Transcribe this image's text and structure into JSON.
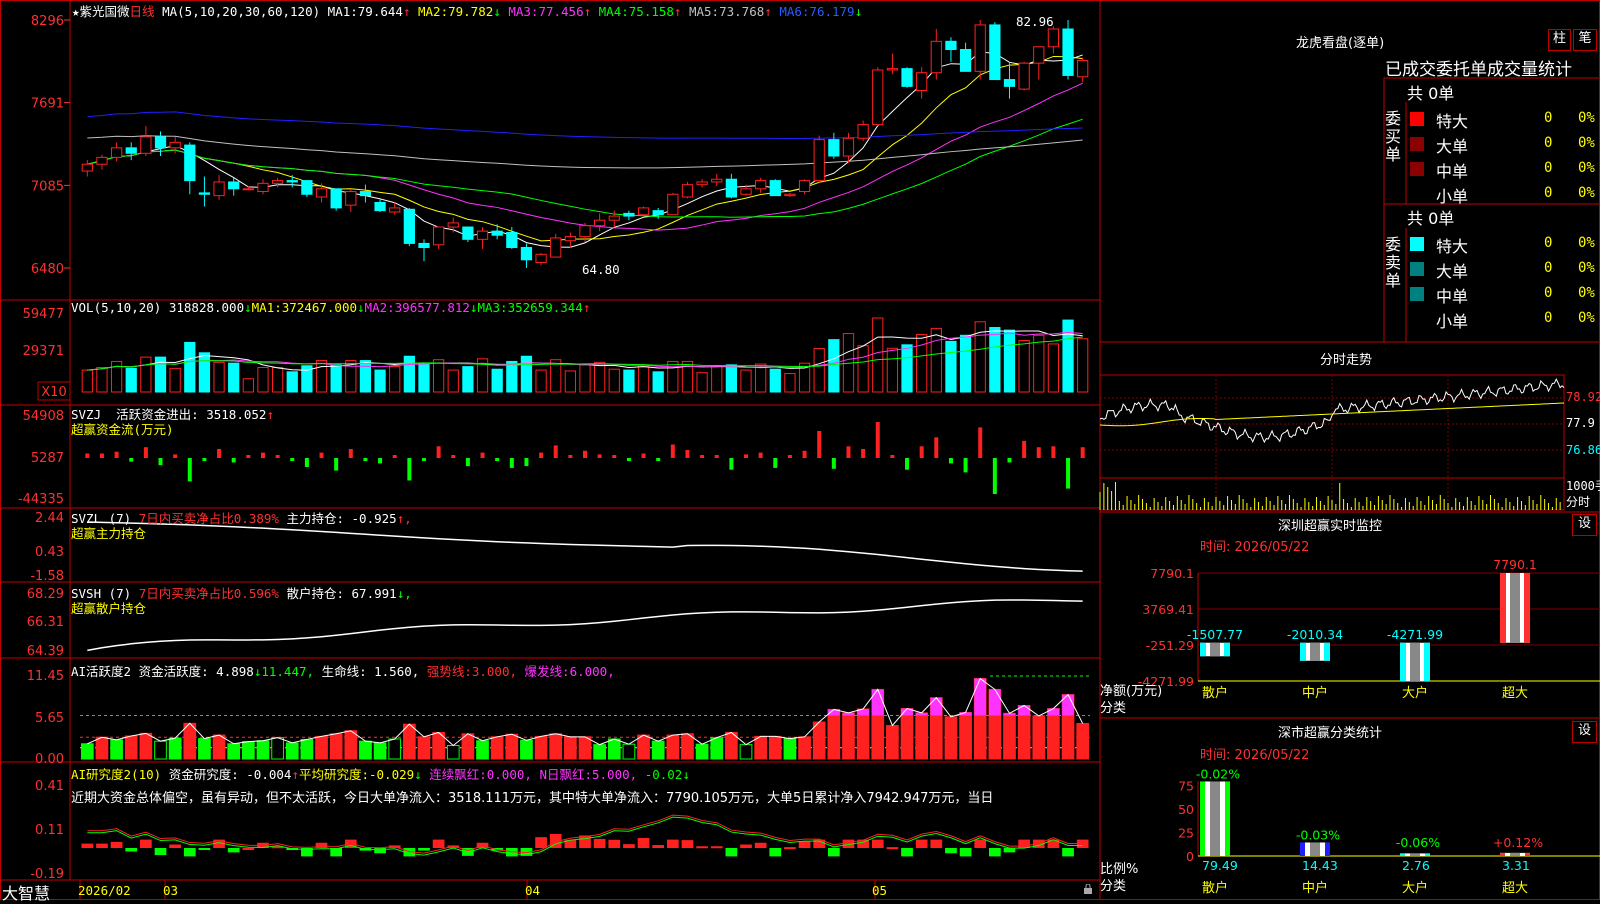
{
  "colors": {
    "up": "#ff2020",
    "down": "#00ffff",
    "ma1": "#ffffff",
    "ma2": "#ffff00",
    "ma3": "#ff33ff",
    "ma4": "#00ff00",
    "ma5": "#c0c0c0",
    "ma6": "#2020ff",
    "border": "#c00000",
    "grid": "#800000"
  },
  "header": {
    "star": "★",
    "name": "紫光国微",
    "period": "日线",
    "ma_label": "MA(5,10,20,30,60,120)",
    "ma_values": [
      {
        "label": "MA1:",
        "value": "79.644",
        "arrow": "↑"
      },
      {
        "label": "MA2:",
        "value": "79.782",
        "arrow": "↓"
      },
      {
        "label": "MA3:",
        "value": "77.456",
        "arrow": "↑"
      },
      {
        "label": "MA4:",
        "value": "75.158",
        "arrow": "↑"
      },
      {
        "label": "MA5:",
        "value": "73.768",
        "arrow": "↑"
      },
      {
        "label": "MA6:",
        "value": "76.179",
        "arrow": "↓"
      }
    ],
    "high_note": "82.96",
    "low_note": "64.80"
  },
  "price_axis": [
    "8296",
    "7691",
    "7085",
    "6480"
  ],
  "vol": {
    "label": "VOL(5,10,20)",
    "value": "318828.000",
    "arrow": "↓",
    "ma": [
      {
        "label": "MA1:",
        "value": "372467.000",
        "arrow": "↓"
      },
      {
        "label": "MA2:",
        "value": "396577.812",
        "arrow": "↓"
      },
      {
        "label": "MA3:",
        "value": "352659.344",
        "arrow": "↑"
      }
    ],
    "axis": [
      "59477",
      "29371"
    ],
    "unit": "X10"
  },
  "svzj": {
    "label": "SVZJ",
    "t1": "活跃资金进出:",
    "v1": "3518.052",
    "a1": "↑",
    "sub": "超赢资金流(万元)",
    "axis": [
      "54908",
      "5287",
      "-44335"
    ]
  },
  "svzl": {
    "label": "SVZL (7)",
    "t1": "7日内买卖净占比0.389%",
    "t2": "主力持仓:",
    "v2": "-0.925",
    "a2": "↑,",
    "sub": "超赢主力持仓",
    "axis": [
      "2.44",
      "0.43",
      "-1.58"
    ]
  },
  "svsh": {
    "label": "SVSH (7)",
    "t1": "7日内买卖净占比0.596%",
    "t2": "散户持仓:",
    "v2": "67.991",
    "a2": "↓,",
    "sub": "超赢散户持仓",
    "axis": [
      "68.29",
      "66.31",
      "64.39"
    ]
  },
  "ai1": {
    "label": "AI活跃度2",
    "t1": "资金活跃度:",
    "v1": "4.898",
    "a1": "↓",
    "v2": "11.447,",
    "t3": "生命线:",
    "v3": "1.560,",
    "t4": "强势线:",
    "v4": "3.000,",
    "t5": "爆发线:",
    "v5": "6.000,",
    "axis": [
      "11.45",
      "5.65",
      "0.00"
    ]
  },
  "ai2": {
    "label": "AI研究度2(10)",
    "t1": "资金研究度:",
    "v1": "-0.004",
    "a1": "↑",
    "t2": "平均研究度:",
    "v2": "-0.029",
    "a2": "↓",
    "t3": "连续飘红:",
    "v3": "0.000,",
    "t4": "N日飘红:",
    "v4": "5.000,",
    "v5": "-0.02",
    "a5": "↓",
    "desc": "近期大资金总体偏空，虽有异动，但不太活跃，今日大单净流入：3518.111万元，其中特大单净流入：7790.105万元，大单5日累计净入7942.947万元，当日",
    "axis": [
      "0.41",
      "0.11",
      "-0.19"
    ]
  },
  "xaxis": {
    "brand": "大智慧",
    "labels": [
      "2026/02",
      "03",
      "04",
      "05"
    ]
  },
  "lhb": {
    "title": "龙虎看盘(逐单)",
    "btn1": "柱",
    "btn2": "笔",
    "tabs": "已成交委托单成交量统计",
    "buy": {
      "side": "委买单",
      "total": "共 0单",
      "rows": [
        {
          "name": "特大",
          "v": "0",
          "p": "0%"
        },
        {
          "name": "大单",
          "v": "0",
          "p": "0%"
        },
        {
          "name": "中单",
          "v": "0",
          "p": "0%"
        },
        {
          "name": "小单",
          "v": "0",
          "p": "0%"
        }
      ]
    },
    "sell": {
      "side": "委卖单",
      "total": "共 0单",
      "rows": [
        {
          "name": "特大",
          "v": "0",
          "p": "0%"
        },
        {
          "name": "大单",
          "v": "0",
          "p": "0%"
        },
        {
          "name": "中单",
          "v": "0",
          "p": "0%"
        },
        {
          "name": "小单",
          "v": "0",
          "p": "0%"
        }
      ]
    }
  },
  "fs": {
    "title": "分时走势",
    "axis": [
      "78.92",
      "77.9",
      "76.86",
      "1000手",
      "分时"
    ]
  },
  "monitor": {
    "title": "深圳超赢实时监控",
    "btn": "设",
    "time": "时间: 2026/05/22",
    "axis": [
      "7790.1",
      "3769.41",
      "-251.29",
      "-4271.99"
    ],
    "ylabel": "净额(万元)",
    "xlabel": "分类"
  },
  "stats": {
    "title": "深市超赢分类统计",
    "btn": "设",
    "time": "时间: 2026/05/22",
    "axis": [
      "75",
      "50",
      "25",
      "0"
    ],
    "ylabel": "比例%",
    "xlabel": "分类"
  },
  "chart_data": [
    {
      "type": "bar",
      "title": "深圳超赢实时监控",
      "ylabel": "净额(万元)",
      "xlabel": "分类",
      "categories": [
        "散户",
        "中户",
        "大户",
        "超大"
      ],
      "values": [
        -1507.77,
        -2010.34,
        -4271.99,
        7790.1
      ],
      "ylim": [
        -4271.99,
        7790.1
      ]
    },
    {
      "type": "bar",
      "title": "深市超赢分类统计",
      "ylabel": "比例%",
      "xlabel": "分类",
      "categories": [
        "散户",
        "中户",
        "大户",
        "超大"
      ],
      "values": [
        79.49,
        14.43,
        2.76,
        3.31
      ],
      "change_labels": [
        "-0.02%",
        "-0.03%",
        "-0.06%",
        "+0.12%"
      ],
      "ylim": [
        0,
        80
      ]
    },
    {
      "type": "candlestick",
      "title": "紫光国微 日线",
      "y_axis_ticks": [
        8296,
        7691,
        7085,
        6480
      ],
      "candles": [
        [
          71.9,
          72.7,
          71.5,
          72.4
        ],
        [
          72.4,
          73.1,
          72.0,
          72.9
        ],
        [
          72.9,
          74.0,
          72.6,
          73.6
        ],
        [
          73.6,
          74.0,
          72.7,
          73.2
        ],
        [
          73.2,
          75.2,
          73.0,
          74.4
        ],
        [
          74.4,
          74.8,
          73.0,
          73.6
        ],
        [
          73.6,
          74.4,
          73.2,
          74.0
        ],
        [
          73.8,
          74.0,
          70.2,
          71.2
        ],
        [
          70.3,
          71.5,
          69.3,
          70.2
        ],
        [
          70.1,
          71.6,
          69.8,
          71.1
        ],
        [
          71.1,
          71.4,
          70.1,
          70.6
        ],
        [
          70.6,
          70.8,
          70.6,
          70.6
        ],
        [
          70.4,
          71.3,
          70.2,
          71.0
        ],
        [
          71.0,
          71.4,
          70.7,
          71.2
        ],
        [
          71.2,
          71.6,
          70.7,
          71.1
        ],
        [
          71.2,
          71.2,
          70.0,
          70.2
        ],
        [
          70.0,
          71.0,
          69.6,
          70.6
        ],
        [
          70.6,
          70.6,
          69.0,
          69.2
        ],
        [
          69.4,
          70.6,
          68.9,
          70.4
        ],
        [
          70.4,
          70.9,
          69.6,
          70.1
        ],
        [
          69.6,
          69.8,
          68.9,
          69.0
        ],
        [
          68.9,
          69.6,
          68.7,
          69.2
        ],
        [
          69.1,
          69.2,
          66.4,
          66.6
        ],
        [
          66.6,
          66.9,
          65.3,
          66.3
        ],
        [
          66.5,
          67.8,
          66.2,
          67.8
        ],
        [
          67.8,
          68.5,
          67.4,
          68.1
        ],
        [
          67.8,
          67.8,
          66.7,
          66.9
        ],
        [
          66.9,
          67.8,
          66.2,
          67.5
        ],
        [
          67.5,
          68.0,
          66.9,
          67.2
        ],
        [
          67.4,
          67.8,
          66.2,
          66.3
        ],
        [
          66.3,
          66.6,
          64.8,
          65.4
        ],
        [
          65.2,
          65.9,
          65.0,
          65.8
        ],
        [
          65.6,
          67.3,
          65.6,
          67.0
        ],
        [
          66.8,
          67.4,
          66.3,
          67.1
        ],
        [
          67.1,
          68.1,
          66.7,
          67.9
        ],
        [
          67.9,
          68.8,
          67.5,
          68.3
        ],
        [
          68.3,
          69.0,
          67.8,
          68.6
        ],
        [
          68.8,
          69.0,
          68.3,
          68.6
        ],
        [
          68.7,
          69.3,
          68.6,
          69.2
        ],
        [
          69.0,
          69.2,
          68.4,
          68.7
        ],
        [
          68.7,
          70.3,
          68.7,
          70.2
        ],
        [
          70.0,
          71.1,
          69.9,
          70.9
        ],
        [
          70.9,
          71.3,
          70.7,
          71.1
        ],
        [
          71.1,
          71.7,
          70.8,
          71.3
        ],
        [
          71.3,
          71.7,
          69.9,
          70.0
        ],
        [
          70.2,
          70.9,
          70.1,
          70.6
        ],
        [
          70.6,
          71.4,
          70.3,
          71.2
        ],
        [
          71.2,
          71.3,
          70.1,
          70.1
        ],
        [
          70.1,
          70.3,
          70.0,
          70.2
        ],
        [
          70.4,
          71.3,
          70.2,
          71.2
        ],
        [
          71.2,
          74.5,
          71.0,
          74.2
        ],
        [
          74.2,
          74.7,
          72.8,
          73.0
        ],
        [
          73.0,
          74.7,
          72.5,
          74.3
        ],
        [
          74.3,
          75.6,
          74.1,
          75.3
        ],
        [
          75.3,
          79.5,
          75.2,
          79.3
        ],
        [
          79.3,
          80.5,
          79.0,
          79.4
        ],
        [
          79.4,
          79.5,
          78.0,
          78.1
        ],
        [
          77.8,
          79.5,
          77.2,
          79.1
        ],
        [
          79.1,
          82.3,
          78.6,
          81.4
        ],
        [
          81.4,
          81.7,
          79.9,
          80.8
        ],
        [
          80.8,
          81.3,
          79.2,
          79.2
        ],
        [
          79.2,
          82.96,
          78.6,
          82.6
        ],
        [
          82.6,
          82.8,
          79.5,
          78.6
        ],
        [
          78.6,
          79.8,
          77.2,
          78.1
        ],
        [
          77.9,
          79.9,
          77.8,
          79.8
        ],
        [
          79.8,
          80.9,
          78.6,
          81.0
        ],
        [
          81.0,
          82.5,
          80.5,
          82.3
        ],
        [
          82.3,
          82.96,
          78.6,
          78.9
        ],
        [
          78.8,
          80.2,
          78.4,
          80.0
        ]
      ]
    }
  ]
}
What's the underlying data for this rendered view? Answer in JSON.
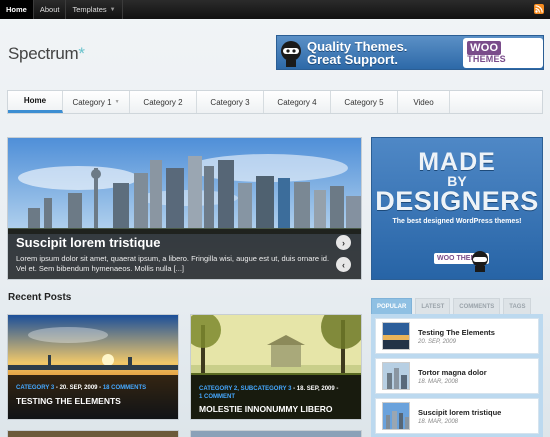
{
  "topbar": {
    "links": [
      {
        "label": "Home"
      },
      {
        "label": "About"
      },
      {
        "label": "Templates"
      }
    ]
  },
  "logo": {
    "name": "Spectrum",
    "mark": "*"
  },
  "banner": {
    "line1": "Quality Themes.",
    "line2": "Great Support.",
    "brand_a": "WOO",
    "brand_b": "THEMES"
  },
  "nav": {
    "items": [
      {
        "label": "Home"
      },
      {
        "label": "Category 1"
      },
      {
        "label": "Category 2"
      },
      {
        "label": "Category 3"
      },
      {
        "label": "Category 4"
      },
      {
        "label": "Category 5"
      },
      {
        "label": "Video"
      }
    ]
  },
  "featured": {
    "title": "Suscipit lorem tristique",
    "excerpt": "Lorem ipsum dolor sit amet, quaerat ipsum, a libero. Fringilla wisi, augue est ut, duis ornare id. Vel et. Sem bibendum hymenaeos. Mollis nulla [...]"
  },
  "side_ad": {
    "made": "MADE",
    "by": "BY",
    "designers": "DESIGNERS",
    "sub": "The best designed WordPress themes!",
    "brand": "WOO THEMES"
  },
  "recent": {
    "heading": "Recent Posts",
    "posts": [
      {
        "cat": "CATEGORY 3",
        "date": " - 20. SEP, 2009 - ",
        "comments": "18 COMMENTS",
        "title": "TESTING THE ELEMENTS"
      },
      {
        "cat": "CATEGORY 2, SUBCATEGORY 3",
        "date": " - 18. SEP, 2009 - ",
        "comments": "1 COMMENT",
        "title": "MOLESTIE INNONUMMY LIBERO"
      }
    ]
  },
  "tabs": {
    "labels": [
      "POPULAR",
      "LATEST",
      "COMMENTS",
      "TAGS"
    ],
    "items": [
      {
        "title": "Testing The Elements",
        "date": "20. SEP, 2009"
      },
      {
        "title": "Tortor magna dolor",
        "date": "18. MAR, 2008"
      },
      {
        "title": "Suscipit lorem tristique",
        "date": "18. MAR, 2008"
      }
    ]
  },
  "colors": {
    "accent": "#3c8ed2",
    "topbar": "#111111",
    "link_blue": "#45a8ff"
  }
}
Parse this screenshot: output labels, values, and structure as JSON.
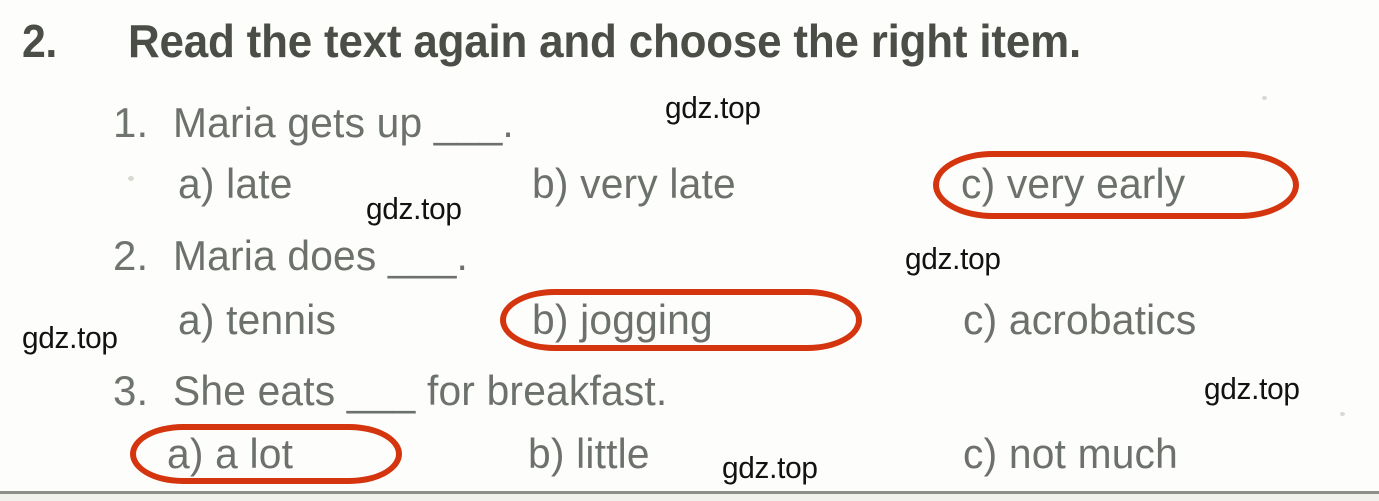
{
  "exercise": {
    "number": "2.",
    "instruction": "Read the text again and choose the right item."
  },
  "questions": [
    {
      "number": "1.",
      "prompt": "Maria gets up ___.",
      "options": [
        {
          "label": "a) late",
          "circled": false
        },
        {
          "label": "b) very late",
          "circled": false
        },
        {
          "label": "c) very early",
          "circled": true
        }
      ]
    },
    {
      "number": "2.",
      "prompt": "Maria  does ___.",
      "options": [
        {
          "label": "a) tennis",
          "circled": false
        },
        {
          "label": "b) jogging",
          "circled": true
        },
        {
          "label": "c) acrobatics",
          "circled": false
        }
      ]
    },
    {
      "number": "3.",
      "prompt": "She eats ___ for breakfast.",
      "options": [
        {
          "label": "a) a lot",
          "circled": true
        },
        {
          "label": "b) little",
          "circled": false
        },
        {
          "label": "c) not much",
          "circled": false
        }
      ]
    }
  ],
  "watermarks": [
    {
      "text": "gdz.top"
    },
    {
      "text": "gdz.top"
    },
    {
      "text": "gdz.top"
    },
    {
      "text": "gdz.top"
    },
    {
      "text": "gdz.top"
    },
    {
      "text": "gdz.top"
    }
  ],
  "colors": {
    "answer_mark": "#d5350e",
    "body_text": "#6d716c",
    "heading_text": "#4a4e47",
    "watermark": "#121212",
    "page_background": "#fdfdfb"
  }
}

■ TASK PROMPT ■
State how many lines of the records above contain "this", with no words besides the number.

■ WRITTEN ANSWER ■
3